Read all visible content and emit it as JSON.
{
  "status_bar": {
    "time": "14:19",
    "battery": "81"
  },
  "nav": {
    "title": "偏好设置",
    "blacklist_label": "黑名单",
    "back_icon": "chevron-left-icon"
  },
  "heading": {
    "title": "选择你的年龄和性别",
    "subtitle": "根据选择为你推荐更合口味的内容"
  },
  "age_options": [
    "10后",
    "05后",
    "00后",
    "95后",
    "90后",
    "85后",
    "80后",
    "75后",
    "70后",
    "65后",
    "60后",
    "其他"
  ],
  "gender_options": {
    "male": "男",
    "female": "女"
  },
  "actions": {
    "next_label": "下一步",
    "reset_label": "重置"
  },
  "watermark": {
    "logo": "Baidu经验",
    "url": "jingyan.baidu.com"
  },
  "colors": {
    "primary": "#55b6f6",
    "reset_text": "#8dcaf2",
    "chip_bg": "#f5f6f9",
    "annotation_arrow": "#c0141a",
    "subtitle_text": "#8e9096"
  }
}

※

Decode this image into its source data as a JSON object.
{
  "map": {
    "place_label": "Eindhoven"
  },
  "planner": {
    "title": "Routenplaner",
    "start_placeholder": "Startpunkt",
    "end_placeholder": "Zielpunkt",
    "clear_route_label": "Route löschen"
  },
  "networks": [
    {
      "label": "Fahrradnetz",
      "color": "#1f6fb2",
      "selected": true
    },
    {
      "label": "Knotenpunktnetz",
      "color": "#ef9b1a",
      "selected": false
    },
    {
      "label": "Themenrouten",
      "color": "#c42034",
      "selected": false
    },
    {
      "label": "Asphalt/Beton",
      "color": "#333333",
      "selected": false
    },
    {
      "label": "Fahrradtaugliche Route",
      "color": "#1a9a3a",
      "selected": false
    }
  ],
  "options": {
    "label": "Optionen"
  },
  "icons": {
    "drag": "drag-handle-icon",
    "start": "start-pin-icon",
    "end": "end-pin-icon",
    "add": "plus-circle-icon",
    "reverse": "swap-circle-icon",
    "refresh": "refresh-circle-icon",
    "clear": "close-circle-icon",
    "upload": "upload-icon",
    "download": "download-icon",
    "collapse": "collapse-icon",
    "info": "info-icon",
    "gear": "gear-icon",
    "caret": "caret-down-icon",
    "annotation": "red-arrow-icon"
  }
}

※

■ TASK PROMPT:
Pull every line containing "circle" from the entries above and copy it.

■ RESPONSE TO THE TASK:
    "add": "plus-circle-icon",
    "reverse": "swap-circle-icon",
    "refresh": "refresh-circle-icon",
    "clear": "close-circle-icon",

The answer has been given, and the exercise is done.